Medical journalist uses her passion for science and storytelling to tackle health disparities.
Sometimes the best medicine begins with a well-told story. Medical journalist Celine Gounder, MD ’04, has covered the Ebola outbreak, the Zika virus, the coronavirus pandemic, and the opioid overdose and gun violence epidemics in print and on television. Now, Gounder hosts and produces the podcast American Diagnosis, on health and social justice, and the podcast Epidemic, offering in-depth coverage of the coronavirus (SARS-CoV-2/COVID-19) outbreak. A clinical assistant professor of medicine at New York University, Gounder also cares for patients at Bellevue Hospital Center and tribal health facilities around the U.S. She was named one of People Magazine’s “25 Women Changing the World” in 2017. Below, she answers our questions about translating science into positive change.
What inspired you to shift your career focus to medical journalism?
The idea really dates back to when I was working in global health, studying tuberculosis and HIV in Brazil and Sub-Saharan Africa. A lot of the research we were doing was just living in academic journals. There was this huge gap in terms of translating the science into impact, and I’m all about impact. One of the most important ways to achieve that is to communicate the information to a broader audience — the public, policy makers, and activists, for example — who can make use of it.
Why did you decide to start a podcast?
It’s hard to tell a nuanced story about health care in 800 words or a five-minute TV spot. What attracted me to podcasting was the length of time people listen — usually the duration of their commute, about 20–30 minutes. They can multitask and have a little more bandwidth to take in something longer. I felt like this platform would allow me to tell more intimate stories.
How do you choose the themes of your podcast?
Each season of American Diagnosis explores a pressing social issue or a public health disparity we’re facing right now, like mental health or gun violence. When I launched the podcast in 2016, as politicians were chipping away at the Affordable Care Act, I witnessed the impact on my patients in the hospital. I felt like that’s where I needed to be in terms of story.
In 2016, you traveled the U.S. on an “ill-health tour.” What was that like and what did you learn from it?
In the aftermath of the 2016 elections, I felt like I was missing something. I set up short-term contract clinical jobs around the country so I could see what the problems were firsthand. I quickly gravitated toward working on Indian reservations and with tribal facilities, where I saw the greatest need and the biggest resource gaps.
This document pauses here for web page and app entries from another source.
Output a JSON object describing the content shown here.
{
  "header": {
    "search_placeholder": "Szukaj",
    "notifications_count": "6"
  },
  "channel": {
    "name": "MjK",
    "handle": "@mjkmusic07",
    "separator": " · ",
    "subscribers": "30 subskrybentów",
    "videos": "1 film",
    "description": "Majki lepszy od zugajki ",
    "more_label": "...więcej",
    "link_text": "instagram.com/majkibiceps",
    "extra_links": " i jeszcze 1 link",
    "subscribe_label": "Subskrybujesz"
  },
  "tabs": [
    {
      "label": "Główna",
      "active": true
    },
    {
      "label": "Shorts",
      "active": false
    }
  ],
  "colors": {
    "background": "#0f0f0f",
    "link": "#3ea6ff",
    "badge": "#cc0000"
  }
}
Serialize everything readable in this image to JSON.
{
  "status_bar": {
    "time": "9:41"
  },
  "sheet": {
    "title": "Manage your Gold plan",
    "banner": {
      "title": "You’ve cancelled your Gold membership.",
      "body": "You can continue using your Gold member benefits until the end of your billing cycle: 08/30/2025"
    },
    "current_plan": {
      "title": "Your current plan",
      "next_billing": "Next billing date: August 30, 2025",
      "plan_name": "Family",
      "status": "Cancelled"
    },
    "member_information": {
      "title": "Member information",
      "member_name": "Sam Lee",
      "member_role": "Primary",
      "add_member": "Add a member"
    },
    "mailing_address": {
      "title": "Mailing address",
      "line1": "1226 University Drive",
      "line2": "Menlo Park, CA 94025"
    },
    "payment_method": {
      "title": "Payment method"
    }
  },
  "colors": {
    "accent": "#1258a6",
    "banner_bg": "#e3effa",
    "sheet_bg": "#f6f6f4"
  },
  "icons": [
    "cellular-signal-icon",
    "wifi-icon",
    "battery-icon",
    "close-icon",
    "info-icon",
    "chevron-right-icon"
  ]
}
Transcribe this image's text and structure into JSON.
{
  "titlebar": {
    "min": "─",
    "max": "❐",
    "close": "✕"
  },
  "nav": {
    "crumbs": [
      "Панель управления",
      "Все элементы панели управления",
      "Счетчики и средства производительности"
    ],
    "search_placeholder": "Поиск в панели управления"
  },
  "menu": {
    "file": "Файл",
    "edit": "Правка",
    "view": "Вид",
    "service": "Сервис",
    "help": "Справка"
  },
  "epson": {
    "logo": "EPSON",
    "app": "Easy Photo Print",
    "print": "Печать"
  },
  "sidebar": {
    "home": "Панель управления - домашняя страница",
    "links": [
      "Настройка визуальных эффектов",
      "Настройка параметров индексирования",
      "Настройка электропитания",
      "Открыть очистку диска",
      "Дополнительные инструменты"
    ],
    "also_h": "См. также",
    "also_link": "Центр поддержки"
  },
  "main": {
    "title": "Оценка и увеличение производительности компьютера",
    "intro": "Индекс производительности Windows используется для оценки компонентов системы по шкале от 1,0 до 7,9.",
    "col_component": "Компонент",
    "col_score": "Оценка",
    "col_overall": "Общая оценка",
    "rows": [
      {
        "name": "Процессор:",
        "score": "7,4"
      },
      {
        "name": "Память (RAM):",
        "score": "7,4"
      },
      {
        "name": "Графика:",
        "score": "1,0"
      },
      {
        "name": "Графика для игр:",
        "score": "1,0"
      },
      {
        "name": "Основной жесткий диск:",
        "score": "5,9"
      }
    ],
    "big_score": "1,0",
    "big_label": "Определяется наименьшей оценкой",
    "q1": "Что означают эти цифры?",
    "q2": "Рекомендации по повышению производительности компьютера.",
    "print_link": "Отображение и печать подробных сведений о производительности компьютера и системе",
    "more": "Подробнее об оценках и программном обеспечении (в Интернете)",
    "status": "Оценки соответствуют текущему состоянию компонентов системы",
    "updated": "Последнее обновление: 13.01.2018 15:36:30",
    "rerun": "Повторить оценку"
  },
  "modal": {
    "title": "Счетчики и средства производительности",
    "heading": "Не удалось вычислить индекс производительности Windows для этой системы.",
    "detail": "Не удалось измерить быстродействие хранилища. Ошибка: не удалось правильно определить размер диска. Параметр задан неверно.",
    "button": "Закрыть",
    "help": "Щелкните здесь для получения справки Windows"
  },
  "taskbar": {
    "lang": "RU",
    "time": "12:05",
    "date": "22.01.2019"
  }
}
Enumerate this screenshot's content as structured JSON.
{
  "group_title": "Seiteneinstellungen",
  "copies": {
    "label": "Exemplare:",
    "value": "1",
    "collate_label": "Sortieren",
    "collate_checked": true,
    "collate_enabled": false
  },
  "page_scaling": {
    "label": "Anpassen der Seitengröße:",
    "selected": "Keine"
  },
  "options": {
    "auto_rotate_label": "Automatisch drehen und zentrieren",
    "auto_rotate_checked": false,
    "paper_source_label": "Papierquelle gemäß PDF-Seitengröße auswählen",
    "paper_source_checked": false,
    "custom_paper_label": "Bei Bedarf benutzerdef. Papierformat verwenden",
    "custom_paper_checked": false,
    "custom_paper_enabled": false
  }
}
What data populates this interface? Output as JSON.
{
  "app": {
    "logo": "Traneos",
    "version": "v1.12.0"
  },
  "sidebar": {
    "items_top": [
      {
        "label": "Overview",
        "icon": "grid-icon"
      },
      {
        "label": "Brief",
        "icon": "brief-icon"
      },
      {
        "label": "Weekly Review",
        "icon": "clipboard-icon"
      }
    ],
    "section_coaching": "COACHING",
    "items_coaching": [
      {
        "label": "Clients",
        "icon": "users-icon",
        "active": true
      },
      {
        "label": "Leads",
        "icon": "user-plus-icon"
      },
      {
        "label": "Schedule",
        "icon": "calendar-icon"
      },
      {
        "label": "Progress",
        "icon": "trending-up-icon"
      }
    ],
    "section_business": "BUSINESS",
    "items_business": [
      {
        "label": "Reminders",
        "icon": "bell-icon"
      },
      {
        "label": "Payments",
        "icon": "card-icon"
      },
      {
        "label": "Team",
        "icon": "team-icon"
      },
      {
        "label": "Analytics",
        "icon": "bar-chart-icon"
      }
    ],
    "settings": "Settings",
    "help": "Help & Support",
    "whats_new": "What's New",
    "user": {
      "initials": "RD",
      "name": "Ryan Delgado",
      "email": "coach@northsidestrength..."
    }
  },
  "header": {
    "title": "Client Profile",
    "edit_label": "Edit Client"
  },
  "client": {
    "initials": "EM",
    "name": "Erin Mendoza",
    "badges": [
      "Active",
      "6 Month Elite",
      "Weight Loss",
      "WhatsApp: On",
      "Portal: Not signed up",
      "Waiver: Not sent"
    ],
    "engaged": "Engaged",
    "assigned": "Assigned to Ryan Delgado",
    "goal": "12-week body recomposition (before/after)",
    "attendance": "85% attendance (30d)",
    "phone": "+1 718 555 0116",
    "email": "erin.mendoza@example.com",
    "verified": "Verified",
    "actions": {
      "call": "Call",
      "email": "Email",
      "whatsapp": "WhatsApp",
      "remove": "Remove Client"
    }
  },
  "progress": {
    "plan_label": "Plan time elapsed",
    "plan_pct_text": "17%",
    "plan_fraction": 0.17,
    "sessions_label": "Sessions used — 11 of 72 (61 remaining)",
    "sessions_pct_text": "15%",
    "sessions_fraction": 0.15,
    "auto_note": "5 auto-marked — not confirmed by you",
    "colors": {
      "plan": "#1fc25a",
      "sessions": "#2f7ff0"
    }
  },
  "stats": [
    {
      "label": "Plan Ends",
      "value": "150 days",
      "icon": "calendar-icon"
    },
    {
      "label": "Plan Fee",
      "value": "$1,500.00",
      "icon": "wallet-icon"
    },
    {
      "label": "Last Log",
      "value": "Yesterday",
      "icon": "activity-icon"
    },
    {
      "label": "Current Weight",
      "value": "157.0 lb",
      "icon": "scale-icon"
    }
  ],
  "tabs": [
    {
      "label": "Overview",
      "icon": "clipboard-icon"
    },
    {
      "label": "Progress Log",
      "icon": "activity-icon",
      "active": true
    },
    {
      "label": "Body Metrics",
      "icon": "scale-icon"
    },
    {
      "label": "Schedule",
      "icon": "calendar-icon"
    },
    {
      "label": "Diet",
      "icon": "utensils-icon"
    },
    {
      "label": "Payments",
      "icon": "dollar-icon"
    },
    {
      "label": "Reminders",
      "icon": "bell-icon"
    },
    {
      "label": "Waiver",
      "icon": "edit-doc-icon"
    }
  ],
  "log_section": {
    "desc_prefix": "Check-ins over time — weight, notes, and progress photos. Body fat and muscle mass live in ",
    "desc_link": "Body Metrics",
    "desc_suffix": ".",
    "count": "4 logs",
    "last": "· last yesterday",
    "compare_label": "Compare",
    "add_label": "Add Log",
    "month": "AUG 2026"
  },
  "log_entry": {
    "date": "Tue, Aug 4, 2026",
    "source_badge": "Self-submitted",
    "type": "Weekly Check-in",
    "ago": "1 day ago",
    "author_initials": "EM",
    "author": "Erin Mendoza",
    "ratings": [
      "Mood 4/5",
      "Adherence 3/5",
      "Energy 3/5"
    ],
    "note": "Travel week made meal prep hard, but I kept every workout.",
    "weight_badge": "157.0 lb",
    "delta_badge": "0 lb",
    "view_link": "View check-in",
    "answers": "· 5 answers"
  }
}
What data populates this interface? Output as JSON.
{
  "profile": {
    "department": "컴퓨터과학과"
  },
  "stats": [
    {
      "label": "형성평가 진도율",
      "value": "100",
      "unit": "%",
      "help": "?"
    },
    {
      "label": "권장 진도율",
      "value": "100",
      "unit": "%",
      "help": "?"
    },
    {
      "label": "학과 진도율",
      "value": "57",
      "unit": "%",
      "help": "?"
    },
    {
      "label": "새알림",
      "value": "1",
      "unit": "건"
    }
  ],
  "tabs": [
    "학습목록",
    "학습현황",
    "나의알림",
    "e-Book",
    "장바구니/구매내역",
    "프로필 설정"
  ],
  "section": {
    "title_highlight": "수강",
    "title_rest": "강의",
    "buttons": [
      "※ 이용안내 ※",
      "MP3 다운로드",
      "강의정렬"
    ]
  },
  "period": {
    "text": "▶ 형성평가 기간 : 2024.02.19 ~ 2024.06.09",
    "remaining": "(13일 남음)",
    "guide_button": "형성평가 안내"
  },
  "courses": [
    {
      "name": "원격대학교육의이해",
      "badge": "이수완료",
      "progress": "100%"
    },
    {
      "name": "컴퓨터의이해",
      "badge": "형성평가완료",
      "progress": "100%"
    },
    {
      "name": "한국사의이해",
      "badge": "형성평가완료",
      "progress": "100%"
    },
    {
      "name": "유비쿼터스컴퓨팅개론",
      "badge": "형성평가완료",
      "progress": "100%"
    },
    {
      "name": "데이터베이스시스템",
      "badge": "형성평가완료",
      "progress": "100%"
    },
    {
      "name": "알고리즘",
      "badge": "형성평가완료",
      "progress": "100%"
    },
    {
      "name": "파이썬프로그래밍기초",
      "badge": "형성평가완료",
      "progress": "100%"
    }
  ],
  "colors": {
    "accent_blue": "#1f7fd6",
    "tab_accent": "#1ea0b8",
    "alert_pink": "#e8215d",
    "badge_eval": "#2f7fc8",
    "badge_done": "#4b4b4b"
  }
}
I learned a lot; a later season of American Diagnosis will focus on indigenous health and the intersections with history, culture and language.
What role can scholarships play in addressing some of the health disparities you’ve witnessed?
We know that when providers come from the communities their patients come from, when they share the same language and culture, patients’ outcomes are better. Scholarships are really important for diversifying the health care workforce. They’re a game-changer, particularly for people of color and immigrants. Scholarships allow you to entertain specialties, like family medicine and infectious disease, which are less lucrative, because you’re not as worried about paying off student debt.
How did your experience at UW Medicine help prepare you for your unique career path?
I learned how to advocate for myself, because if what you need in your job or training doesn’t exist, you may have to create it. UW Medicine has a really strong program in infectious diseases and public health, but when I was a medical student, there weren’t obvious ways to pursue global health as a career. So I co-founded the International Health Group to create more mentorship opportunities and infrastructure. It was nice to be supported in that effort by faculty and staff. Paul Ramsey was a big advocate; it was amazing to have him in my corner.
What do you enjoy about medical journalism and what’s next for you?
I’ve enjoyed being creative, as opposed to just climbing the ladder that’s been set out before me. For me, that’s fun. I get approached a lot about how others can be part of something like this, so in the future, I’d like to create opportunities for people in training, whether it’s medical students, residents or fellows.